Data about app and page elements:

•••••

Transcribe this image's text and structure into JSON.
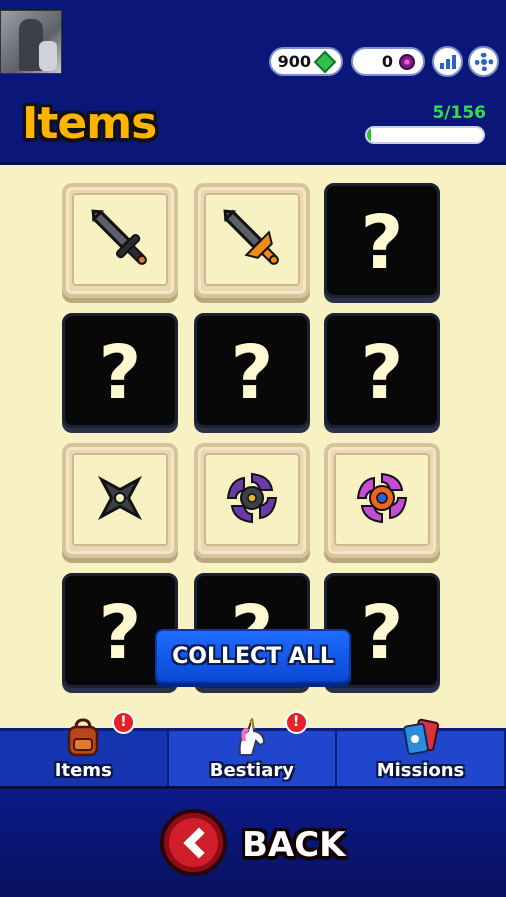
{
  "header": {
    "gems": "900",
    "orbs": "0",
    "title": "Items",
    "collected_count": "5/156",
    "progress_fraction": 0.032
  },
  "icons": {
    "gem": "green-gem-icon",
    "orb": "purple-orb-icon",
    "stats": "bar-chart-icon",
    "settings": "gear-icon"
  },
  "grid": {
    "tiles": [
      {
        "state": "unlocked",
        "icon": "gray-sword-icon"
      },
      {
        "state": "unlocked",
        "icon": "orange-sword-icon"
      },
      {
        "state": "locked",
        "text": "?"
      },
      {
        "state": "locked",
        "text": "?"
      },
      {
        "state": "locked",
        "text": "?"
      },
      {
        "state": "locked",
        "text": "?"
      },
      {
        "state": "unlocked",
        "icon": "shuriken-icon"
      },
      {
        "state": "unlocked",
        "icon": "purple-spinner-blade-icon"
      },
      {
        "state": "unlocked",
        "icon": "orange-spinner-blade-icon"
      },
      {
        "state": "locked",
        "text": "?"
      },
      {
        "state": "locked",
        "text": "?"
      },
      {
        "state": "locked",
        "text": "?"
      }
    ]
  },
  "collect_all_label": "COLLECT ALL",
  "tabs": [
    {
      "label": "Items",
      "icon": "backpack-icon",
      "badge": "!"
    },
    {
      "label": "Bestiary",
      "icon": "unicorn-icon",
      "badge": "!"
    },
    {
      "label": "Missions",
      "icon": "cards-icon",
      "badge": ""
    }
  ],
  "back_label": "BACK",
  "colors": {
    "header_bg": "#0a1678",
    "title": "#ffb400",
    "count": "#2ee04a",
    "grid_bg": "#f8f1c4",
    "collect_button": "#1e6cff",
    "back_button": "#d01e2b"
  }
}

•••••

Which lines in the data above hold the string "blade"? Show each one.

        "icon": "purple-spinner-blade-icon"
        "icon": "orange-spinner-blade-icon"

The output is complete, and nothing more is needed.